The half-hearted way in which How to Deter a Robber depicts Christine’s and Patrick’s motives, however, reinforces a one-dimensional view of crime. Madison and her family are clearly and comfortably middle class – they have a winter cabin in Wisconsin and can apparently afford college tuition fees. The film opens with Madison writing her college application essay, desperately trying to tell the story of how she has managed to overcome an obstacle when she has never done anything like that because she has not been forced to take responsibility yet. While Madison’s indecisiveness is as valid as Christine’s and Patrick’s struggle, her journey to responsibility and adulthood unfolds at their expense – a narrative contrivance that feels simplistic and wrong. Towards the end, the film abandons its darkly comedic tone and attempts a wholesome happy ending that is truly jarring.
Madison, Jimmy and Andy might be on the right side of the law but the film tells the wrong side of the story, relegating Christine and Patrick to pawns in a game of middle-class teenage self-discovery. Not only does this obscure the socio-political roots of crime, it also reinforces the deeply flawed mantra that people “choose” their fate when the system they are part of does not leave room for choices to begin with.
Problematic implications aside, How to Deter a Robber is a confidently directed film that has the potential to become an unconventional Christmas favourite, thanks to its off beat humour, nuanced female lead and sharp-eyed depiction of dysfunctional family dynamics. Although mid-July might be a bit early for a Christmas movie, the sight of snow-covered forests and frozen lakes is definitely a welcome distraction from the sweltering summer heat. Christmas movie or not, How to Deter a Robber also makes an interesting double-bill with the 25th anniversary re-release of Fargo that can currently be seen in selected cinemas.
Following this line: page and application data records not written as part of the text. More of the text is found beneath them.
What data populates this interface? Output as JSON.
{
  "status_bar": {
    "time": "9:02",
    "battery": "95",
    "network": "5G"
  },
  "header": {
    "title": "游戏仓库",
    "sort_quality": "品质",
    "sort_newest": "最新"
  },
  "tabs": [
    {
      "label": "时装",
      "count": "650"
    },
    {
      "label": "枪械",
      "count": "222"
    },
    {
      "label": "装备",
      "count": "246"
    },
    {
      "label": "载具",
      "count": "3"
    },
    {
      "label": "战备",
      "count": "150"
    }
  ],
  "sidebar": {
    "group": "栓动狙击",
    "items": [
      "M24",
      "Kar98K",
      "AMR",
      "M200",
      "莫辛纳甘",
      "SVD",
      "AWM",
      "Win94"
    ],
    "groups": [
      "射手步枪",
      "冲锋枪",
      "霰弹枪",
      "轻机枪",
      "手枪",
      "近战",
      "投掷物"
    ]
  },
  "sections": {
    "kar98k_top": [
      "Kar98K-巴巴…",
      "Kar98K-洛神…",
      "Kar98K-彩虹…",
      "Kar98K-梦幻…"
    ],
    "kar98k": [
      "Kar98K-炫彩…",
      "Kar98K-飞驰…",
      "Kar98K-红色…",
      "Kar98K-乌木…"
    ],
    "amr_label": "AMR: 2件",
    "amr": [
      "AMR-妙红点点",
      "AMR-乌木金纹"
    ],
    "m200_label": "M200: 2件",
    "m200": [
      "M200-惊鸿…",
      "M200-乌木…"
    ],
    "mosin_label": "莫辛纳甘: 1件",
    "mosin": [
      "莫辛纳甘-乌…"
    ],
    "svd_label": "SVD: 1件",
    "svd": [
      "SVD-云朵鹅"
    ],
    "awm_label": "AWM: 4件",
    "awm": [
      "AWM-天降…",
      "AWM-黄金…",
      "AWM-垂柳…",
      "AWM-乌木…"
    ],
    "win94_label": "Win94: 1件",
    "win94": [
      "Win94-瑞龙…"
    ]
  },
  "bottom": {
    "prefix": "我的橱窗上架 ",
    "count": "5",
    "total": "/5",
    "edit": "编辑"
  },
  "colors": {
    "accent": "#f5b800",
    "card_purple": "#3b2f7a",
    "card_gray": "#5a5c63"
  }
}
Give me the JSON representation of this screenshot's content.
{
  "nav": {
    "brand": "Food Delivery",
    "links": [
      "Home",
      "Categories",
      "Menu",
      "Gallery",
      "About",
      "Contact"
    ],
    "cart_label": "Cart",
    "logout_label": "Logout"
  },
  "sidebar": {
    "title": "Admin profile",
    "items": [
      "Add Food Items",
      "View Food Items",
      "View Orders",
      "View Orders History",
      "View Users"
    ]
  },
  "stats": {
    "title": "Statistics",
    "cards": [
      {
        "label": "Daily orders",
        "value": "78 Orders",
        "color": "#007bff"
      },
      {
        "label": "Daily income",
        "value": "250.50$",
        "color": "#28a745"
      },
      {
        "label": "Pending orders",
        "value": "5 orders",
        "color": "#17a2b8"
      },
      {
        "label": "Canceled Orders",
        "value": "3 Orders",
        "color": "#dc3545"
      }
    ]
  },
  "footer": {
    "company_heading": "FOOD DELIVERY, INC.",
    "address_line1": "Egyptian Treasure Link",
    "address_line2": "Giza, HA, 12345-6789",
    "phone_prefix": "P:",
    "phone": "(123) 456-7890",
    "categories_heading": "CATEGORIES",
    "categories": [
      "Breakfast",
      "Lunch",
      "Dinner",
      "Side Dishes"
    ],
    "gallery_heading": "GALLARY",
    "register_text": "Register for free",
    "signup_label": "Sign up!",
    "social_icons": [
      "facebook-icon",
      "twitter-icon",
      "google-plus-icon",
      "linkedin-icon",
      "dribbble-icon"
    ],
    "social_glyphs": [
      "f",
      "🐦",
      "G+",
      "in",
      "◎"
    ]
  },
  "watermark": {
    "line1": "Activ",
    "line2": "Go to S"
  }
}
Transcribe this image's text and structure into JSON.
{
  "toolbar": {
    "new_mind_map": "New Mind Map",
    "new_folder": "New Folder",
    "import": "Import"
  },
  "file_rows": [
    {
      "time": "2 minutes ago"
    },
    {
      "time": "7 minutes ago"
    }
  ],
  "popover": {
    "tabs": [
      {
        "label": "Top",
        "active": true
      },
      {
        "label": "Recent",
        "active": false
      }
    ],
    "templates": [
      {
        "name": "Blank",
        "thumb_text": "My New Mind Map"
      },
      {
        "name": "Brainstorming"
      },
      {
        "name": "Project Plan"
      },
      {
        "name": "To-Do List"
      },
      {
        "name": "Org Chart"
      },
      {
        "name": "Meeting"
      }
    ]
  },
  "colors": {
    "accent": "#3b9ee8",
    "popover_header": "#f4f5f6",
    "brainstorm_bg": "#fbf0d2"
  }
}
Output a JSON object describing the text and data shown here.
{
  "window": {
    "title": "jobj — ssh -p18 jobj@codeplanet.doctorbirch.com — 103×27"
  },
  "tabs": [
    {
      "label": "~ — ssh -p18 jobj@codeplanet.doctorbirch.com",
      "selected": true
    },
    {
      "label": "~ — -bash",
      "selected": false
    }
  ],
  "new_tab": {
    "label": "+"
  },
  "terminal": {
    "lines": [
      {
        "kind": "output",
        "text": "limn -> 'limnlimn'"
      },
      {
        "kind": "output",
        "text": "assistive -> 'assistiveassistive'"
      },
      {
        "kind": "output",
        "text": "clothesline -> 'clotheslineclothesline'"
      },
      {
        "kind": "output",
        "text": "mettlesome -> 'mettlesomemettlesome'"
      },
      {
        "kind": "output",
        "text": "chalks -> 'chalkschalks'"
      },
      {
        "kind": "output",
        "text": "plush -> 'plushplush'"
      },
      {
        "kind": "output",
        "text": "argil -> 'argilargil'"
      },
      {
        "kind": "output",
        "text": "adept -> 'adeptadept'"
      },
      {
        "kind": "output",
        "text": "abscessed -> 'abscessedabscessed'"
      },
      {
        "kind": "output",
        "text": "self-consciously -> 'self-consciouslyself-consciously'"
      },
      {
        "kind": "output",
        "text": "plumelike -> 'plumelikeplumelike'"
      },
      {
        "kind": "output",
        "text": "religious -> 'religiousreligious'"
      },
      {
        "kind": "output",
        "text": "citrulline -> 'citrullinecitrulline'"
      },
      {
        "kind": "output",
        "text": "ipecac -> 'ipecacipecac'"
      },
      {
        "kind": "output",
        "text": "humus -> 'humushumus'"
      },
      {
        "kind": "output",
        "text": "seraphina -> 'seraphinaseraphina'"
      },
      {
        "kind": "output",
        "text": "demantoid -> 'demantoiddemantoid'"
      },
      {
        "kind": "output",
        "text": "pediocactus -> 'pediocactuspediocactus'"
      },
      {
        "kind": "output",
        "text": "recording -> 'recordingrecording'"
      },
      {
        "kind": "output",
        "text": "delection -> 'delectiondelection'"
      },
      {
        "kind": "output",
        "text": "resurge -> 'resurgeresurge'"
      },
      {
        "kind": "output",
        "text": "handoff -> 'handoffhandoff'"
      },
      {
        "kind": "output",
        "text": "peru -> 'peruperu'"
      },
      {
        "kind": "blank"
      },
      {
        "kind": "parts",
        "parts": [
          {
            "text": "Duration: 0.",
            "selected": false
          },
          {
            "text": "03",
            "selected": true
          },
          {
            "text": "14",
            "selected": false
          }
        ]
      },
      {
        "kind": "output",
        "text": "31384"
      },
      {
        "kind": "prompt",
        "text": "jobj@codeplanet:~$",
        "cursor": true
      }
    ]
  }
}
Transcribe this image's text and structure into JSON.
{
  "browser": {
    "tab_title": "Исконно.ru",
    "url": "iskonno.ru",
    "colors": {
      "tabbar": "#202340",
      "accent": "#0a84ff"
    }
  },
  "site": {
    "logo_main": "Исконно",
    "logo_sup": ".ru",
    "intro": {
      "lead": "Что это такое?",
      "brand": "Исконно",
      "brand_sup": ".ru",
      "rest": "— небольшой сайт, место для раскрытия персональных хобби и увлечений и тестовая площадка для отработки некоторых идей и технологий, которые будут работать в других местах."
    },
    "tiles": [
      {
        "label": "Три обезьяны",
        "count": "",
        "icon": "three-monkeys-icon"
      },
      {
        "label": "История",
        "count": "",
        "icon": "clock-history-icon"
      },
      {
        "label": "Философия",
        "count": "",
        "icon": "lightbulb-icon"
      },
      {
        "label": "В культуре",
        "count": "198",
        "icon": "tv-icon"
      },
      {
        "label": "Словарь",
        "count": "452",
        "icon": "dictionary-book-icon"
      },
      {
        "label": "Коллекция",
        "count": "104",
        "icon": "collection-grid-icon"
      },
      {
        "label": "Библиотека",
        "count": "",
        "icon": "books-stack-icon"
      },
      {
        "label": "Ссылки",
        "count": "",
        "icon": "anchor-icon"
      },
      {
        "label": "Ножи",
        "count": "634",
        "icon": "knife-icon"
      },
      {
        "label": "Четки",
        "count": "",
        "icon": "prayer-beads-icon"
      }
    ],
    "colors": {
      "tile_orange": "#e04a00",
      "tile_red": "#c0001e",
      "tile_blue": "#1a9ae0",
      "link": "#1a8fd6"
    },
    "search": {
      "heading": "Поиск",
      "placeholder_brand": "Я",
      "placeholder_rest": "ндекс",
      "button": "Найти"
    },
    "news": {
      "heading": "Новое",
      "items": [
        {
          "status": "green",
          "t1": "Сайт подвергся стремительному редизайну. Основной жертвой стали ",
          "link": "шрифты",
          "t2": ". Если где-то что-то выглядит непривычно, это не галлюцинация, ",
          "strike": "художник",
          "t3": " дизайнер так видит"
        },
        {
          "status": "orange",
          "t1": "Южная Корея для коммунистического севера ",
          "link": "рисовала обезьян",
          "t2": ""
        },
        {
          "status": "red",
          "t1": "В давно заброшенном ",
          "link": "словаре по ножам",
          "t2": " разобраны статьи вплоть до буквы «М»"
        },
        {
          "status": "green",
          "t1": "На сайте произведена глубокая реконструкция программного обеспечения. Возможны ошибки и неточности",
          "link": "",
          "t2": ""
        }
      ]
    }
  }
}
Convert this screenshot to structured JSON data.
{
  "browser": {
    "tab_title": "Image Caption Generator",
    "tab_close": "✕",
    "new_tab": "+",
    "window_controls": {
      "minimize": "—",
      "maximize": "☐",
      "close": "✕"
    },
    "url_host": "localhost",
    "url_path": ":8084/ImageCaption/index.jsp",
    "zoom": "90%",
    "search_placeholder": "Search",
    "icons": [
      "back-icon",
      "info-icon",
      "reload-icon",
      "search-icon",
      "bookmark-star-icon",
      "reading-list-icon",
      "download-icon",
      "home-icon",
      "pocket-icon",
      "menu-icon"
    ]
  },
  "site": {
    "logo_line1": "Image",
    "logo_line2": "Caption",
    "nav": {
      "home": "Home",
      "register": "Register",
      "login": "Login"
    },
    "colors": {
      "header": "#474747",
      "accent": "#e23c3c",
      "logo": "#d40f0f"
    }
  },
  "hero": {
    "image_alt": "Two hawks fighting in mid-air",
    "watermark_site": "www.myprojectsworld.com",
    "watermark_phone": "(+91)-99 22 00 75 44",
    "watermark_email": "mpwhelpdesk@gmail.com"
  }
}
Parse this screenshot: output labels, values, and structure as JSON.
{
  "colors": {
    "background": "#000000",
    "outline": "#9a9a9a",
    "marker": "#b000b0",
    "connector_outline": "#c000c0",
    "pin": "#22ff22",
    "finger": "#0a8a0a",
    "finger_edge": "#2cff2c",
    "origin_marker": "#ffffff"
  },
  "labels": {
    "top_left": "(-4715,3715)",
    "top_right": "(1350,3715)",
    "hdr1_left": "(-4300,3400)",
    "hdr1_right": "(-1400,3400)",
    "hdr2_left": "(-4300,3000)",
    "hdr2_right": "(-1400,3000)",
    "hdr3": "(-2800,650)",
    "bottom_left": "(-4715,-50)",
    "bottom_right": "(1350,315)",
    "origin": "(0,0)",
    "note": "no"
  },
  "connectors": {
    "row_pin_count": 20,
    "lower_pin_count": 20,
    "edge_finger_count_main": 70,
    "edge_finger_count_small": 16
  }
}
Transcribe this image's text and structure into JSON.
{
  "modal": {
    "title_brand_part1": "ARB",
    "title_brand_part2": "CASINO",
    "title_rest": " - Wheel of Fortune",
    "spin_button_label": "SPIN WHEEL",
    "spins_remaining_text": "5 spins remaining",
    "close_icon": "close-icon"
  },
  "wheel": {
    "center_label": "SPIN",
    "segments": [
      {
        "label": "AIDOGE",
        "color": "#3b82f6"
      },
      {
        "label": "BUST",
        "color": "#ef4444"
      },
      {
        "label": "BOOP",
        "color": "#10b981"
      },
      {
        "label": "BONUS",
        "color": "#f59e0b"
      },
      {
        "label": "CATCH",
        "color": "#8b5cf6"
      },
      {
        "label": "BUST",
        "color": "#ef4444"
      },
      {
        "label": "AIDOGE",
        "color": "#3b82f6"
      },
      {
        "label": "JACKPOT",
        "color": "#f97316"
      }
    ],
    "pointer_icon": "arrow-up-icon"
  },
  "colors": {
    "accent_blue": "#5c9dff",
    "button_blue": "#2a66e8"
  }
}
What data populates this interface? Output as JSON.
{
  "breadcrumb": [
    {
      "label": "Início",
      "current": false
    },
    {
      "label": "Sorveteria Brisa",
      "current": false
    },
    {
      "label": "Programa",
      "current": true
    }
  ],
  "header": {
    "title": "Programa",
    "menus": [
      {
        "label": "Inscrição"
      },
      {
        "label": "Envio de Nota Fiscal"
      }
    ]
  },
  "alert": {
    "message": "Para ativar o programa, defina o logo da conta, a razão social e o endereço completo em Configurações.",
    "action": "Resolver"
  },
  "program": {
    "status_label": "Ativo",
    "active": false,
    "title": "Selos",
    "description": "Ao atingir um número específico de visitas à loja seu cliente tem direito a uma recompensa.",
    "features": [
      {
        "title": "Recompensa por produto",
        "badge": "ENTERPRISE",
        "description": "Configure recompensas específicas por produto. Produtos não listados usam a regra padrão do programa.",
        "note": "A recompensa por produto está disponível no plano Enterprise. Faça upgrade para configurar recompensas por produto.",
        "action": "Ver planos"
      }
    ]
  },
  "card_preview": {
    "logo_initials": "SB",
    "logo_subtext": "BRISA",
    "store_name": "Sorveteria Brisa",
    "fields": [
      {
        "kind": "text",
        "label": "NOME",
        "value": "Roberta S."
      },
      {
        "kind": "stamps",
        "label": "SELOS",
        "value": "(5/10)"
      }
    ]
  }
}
Theresa Rodewald, MA, studied Cinema Studies at Stockholm University in Sweden and Cultural Studies in Germany and Ireland. She writes for a number of independent film magazines, including L-MAG and Berliner Filmfestivals, and has written about critiques of capitalism in current gangster films, images of masculinity in Scarface (1932) and the representation of queer women in mainstream cinema. She is a contributor to the forthcoming David Fincher’s Zodiac: Cinema of Investigation and (Mis)Interpretation (Fairleigh Dickinson University Press).